The output of each TRA402 channel is a differential driver. For single-ended applications, the used and unused outputs should be terminated symmetrically for stable operation.
Model TRA402 and TRA402S Pin Assignments. Alternate packaging including LCC are available.
Figure 1: Test Circuit for TRA402 Evaluation
Figure 2: Definition and measurement of gain propagation delay and output signal rise and fall times.
Figure 3: Suggested Input Protection
Figure 4: Power dissipation versus VCC and for V EE between -2 V and -3.5 V. The data were taken with no external pull-down resistors.
Figure 5: Output signal rise time versus VCC for three different values of V EE with the outputs terminated into 50 ohm.

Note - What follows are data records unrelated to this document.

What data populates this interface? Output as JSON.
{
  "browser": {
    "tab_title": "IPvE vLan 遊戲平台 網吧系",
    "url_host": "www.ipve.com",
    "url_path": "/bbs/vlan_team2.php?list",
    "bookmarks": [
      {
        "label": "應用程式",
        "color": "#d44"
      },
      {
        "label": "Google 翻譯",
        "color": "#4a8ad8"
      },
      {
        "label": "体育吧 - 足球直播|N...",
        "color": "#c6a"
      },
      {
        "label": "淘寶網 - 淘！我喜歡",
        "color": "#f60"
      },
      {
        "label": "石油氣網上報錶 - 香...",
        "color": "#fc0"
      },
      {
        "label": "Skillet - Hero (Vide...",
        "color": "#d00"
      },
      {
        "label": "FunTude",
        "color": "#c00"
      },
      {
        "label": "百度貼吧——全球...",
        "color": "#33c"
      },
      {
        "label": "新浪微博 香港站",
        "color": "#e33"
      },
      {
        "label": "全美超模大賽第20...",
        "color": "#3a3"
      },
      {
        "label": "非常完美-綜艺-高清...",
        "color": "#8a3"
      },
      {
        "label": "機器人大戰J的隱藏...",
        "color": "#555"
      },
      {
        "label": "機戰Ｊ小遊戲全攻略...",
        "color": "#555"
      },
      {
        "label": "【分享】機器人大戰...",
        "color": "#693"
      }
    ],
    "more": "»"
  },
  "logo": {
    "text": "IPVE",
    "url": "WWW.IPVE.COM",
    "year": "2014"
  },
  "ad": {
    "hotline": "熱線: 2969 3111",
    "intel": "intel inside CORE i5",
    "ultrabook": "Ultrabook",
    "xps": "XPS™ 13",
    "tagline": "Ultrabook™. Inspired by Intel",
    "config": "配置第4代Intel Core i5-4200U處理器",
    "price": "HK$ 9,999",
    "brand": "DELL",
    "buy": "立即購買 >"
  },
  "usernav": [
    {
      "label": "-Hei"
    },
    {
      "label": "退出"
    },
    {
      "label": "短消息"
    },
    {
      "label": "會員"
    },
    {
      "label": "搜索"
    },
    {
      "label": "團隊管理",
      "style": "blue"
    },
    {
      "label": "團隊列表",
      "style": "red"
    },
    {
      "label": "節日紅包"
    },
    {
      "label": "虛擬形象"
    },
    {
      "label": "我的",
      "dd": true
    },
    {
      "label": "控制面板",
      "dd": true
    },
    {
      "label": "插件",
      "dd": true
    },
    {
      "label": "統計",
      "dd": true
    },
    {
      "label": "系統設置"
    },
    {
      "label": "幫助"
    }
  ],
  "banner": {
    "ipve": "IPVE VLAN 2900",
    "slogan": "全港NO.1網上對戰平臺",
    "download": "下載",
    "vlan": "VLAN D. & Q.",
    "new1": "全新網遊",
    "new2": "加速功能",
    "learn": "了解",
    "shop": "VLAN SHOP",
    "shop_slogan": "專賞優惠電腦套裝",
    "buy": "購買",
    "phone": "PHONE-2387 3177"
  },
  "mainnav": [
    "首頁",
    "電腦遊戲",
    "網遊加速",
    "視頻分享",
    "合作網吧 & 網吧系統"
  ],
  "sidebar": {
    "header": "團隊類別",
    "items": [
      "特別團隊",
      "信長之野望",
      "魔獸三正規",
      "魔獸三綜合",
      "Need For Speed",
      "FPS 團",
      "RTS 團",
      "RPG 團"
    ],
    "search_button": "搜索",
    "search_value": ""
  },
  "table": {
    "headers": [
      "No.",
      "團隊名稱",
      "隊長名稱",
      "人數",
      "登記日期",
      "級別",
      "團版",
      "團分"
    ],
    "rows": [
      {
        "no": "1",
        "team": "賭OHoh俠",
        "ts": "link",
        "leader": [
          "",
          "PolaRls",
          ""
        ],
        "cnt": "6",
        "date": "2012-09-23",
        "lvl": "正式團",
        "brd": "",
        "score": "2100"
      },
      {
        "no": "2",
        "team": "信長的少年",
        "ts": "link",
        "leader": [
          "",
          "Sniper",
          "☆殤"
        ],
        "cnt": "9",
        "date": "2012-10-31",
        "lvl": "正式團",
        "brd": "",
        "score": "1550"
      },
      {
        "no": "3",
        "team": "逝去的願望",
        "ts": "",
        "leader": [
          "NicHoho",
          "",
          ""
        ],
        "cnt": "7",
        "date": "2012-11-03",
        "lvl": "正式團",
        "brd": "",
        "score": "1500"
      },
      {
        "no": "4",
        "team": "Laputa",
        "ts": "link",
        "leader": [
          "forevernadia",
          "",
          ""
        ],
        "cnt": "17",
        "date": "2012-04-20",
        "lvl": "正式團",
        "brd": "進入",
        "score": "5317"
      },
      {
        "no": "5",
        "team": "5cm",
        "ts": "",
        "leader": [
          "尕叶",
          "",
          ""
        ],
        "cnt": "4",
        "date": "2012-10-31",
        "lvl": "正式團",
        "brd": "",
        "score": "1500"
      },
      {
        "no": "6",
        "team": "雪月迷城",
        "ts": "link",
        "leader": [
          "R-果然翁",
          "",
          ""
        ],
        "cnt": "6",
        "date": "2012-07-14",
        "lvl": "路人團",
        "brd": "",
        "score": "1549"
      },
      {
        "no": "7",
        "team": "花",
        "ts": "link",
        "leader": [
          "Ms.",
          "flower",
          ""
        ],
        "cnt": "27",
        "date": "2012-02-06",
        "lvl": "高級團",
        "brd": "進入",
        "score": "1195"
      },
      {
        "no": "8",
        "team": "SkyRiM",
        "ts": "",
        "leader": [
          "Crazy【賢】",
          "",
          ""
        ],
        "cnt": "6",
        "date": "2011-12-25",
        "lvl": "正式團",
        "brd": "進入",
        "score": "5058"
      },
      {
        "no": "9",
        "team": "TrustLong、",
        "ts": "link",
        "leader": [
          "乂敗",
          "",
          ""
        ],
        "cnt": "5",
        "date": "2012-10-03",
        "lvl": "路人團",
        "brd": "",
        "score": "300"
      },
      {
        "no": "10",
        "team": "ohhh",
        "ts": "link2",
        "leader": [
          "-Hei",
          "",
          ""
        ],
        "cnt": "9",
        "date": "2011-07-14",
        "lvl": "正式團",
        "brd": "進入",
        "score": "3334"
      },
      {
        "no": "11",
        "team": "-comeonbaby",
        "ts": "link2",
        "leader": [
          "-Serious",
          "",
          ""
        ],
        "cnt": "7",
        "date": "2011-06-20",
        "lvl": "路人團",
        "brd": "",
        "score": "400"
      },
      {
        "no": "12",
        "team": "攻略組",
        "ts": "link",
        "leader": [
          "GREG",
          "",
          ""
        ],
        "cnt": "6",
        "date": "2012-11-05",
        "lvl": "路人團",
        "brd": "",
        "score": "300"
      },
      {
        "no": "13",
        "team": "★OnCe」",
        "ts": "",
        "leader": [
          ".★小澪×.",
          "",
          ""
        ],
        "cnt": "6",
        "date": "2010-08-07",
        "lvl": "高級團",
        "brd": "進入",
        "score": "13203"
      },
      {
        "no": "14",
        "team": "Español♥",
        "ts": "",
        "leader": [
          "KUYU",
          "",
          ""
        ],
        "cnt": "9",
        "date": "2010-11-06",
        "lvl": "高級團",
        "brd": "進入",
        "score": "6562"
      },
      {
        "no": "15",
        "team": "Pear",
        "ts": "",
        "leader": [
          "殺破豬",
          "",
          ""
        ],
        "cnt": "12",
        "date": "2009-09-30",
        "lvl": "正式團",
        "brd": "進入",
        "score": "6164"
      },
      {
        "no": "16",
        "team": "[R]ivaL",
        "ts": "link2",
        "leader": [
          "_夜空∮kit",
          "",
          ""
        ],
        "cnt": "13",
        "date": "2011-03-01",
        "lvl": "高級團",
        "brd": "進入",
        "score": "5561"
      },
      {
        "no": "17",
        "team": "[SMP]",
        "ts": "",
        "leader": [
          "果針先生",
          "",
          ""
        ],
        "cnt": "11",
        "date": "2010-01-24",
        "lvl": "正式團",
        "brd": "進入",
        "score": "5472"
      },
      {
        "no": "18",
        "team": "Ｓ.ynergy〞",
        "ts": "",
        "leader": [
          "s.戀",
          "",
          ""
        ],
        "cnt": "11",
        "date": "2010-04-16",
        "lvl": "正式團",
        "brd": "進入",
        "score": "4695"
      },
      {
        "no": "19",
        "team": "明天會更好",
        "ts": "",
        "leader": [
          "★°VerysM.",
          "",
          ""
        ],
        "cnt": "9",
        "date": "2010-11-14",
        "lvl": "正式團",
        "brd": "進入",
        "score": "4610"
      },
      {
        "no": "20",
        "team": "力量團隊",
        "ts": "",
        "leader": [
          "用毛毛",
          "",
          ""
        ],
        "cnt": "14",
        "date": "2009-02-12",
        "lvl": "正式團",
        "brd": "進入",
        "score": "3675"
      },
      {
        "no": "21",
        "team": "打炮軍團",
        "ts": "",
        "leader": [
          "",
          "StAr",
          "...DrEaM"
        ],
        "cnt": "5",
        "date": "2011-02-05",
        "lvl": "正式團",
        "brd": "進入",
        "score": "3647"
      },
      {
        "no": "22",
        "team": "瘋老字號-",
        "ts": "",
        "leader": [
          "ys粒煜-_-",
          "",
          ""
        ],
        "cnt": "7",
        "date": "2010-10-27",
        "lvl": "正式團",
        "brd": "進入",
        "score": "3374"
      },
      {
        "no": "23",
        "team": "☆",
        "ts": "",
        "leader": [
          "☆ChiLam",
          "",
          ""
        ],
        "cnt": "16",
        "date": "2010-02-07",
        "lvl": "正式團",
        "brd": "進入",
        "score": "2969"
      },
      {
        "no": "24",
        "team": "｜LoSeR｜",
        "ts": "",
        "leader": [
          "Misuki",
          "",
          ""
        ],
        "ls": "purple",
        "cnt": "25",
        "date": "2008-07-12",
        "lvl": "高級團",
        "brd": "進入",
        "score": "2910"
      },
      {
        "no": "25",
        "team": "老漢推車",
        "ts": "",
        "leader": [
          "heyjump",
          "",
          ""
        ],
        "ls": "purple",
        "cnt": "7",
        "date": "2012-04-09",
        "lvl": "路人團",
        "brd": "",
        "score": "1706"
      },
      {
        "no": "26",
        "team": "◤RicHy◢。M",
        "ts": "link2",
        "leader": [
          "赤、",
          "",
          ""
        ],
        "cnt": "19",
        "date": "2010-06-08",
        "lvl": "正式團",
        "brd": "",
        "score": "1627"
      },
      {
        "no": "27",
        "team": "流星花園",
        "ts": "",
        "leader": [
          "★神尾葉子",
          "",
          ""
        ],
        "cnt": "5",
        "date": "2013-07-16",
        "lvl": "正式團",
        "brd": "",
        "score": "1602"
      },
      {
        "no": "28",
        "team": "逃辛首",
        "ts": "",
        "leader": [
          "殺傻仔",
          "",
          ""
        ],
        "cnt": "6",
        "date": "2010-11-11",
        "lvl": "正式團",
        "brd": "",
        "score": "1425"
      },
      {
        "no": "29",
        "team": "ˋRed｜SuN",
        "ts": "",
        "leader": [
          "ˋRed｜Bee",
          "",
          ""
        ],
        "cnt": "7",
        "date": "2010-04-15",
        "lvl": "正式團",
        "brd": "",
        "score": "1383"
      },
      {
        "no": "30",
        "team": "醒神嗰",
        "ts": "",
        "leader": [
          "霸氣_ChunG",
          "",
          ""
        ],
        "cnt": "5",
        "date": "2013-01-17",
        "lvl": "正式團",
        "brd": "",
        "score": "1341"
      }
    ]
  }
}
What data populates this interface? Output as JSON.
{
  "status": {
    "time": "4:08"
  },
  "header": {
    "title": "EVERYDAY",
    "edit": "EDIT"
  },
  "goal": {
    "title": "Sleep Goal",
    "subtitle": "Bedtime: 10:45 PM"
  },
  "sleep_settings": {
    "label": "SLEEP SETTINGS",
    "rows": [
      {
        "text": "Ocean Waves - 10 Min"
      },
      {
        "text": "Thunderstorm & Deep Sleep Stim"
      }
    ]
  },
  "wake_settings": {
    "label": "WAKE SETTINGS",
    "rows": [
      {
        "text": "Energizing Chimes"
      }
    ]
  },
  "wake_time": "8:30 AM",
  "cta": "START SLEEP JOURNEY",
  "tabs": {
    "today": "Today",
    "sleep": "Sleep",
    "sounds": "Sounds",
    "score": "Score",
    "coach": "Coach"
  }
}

Figure 6: R.M.S. output voltage noise vs. VCC. V EE is not critical and can be set anywhere between -2.5 V and -3.5 V. The upper trace shows the noise when measured with a 350 MHz bandwidth, the lower trace was taken with 100 MHz bandwidth.
Figure 7: Maximum positive output voltage swing (into a 50 ohm load) of TRA402 versus V CC. The graph shows signal swing for various values of V EE.
Figure 8: Conversion Gain versus VCC for values of V EE between -2 V and -3.5 V. Data were taken with outputs terminated into 50 ohm.
Figure 9: The formulas shown in Figure 9 are used to calculate the pull-down resistors for a desired negative going output voltage swing.
Figure 10: Linearity plot for the TRA402 using a current pulse as input signal. The plot shows the positive output signal only. Similar results are achieved with charge pulses as input signal.
Figure 11: Channel-to-channel crosstalk measured on the TRA402 plotted as the peak output voltage in any inactive channel divided by the peak output voltage of the active channel. Crosstalk decreases to practically zero if an integrating ADC, for example the LeCroy 2249A, 1182 or 1880 Series, is used to record the TRA402 signals.
Figure 12: Suggested layout and component placement for a TRA402 Evaluation Board.
Copyright© September 1995. LeCroy is a registered trademark of LeCroy Corporation. All rights reserved. Information in this publicaction supersedes all earlier versions.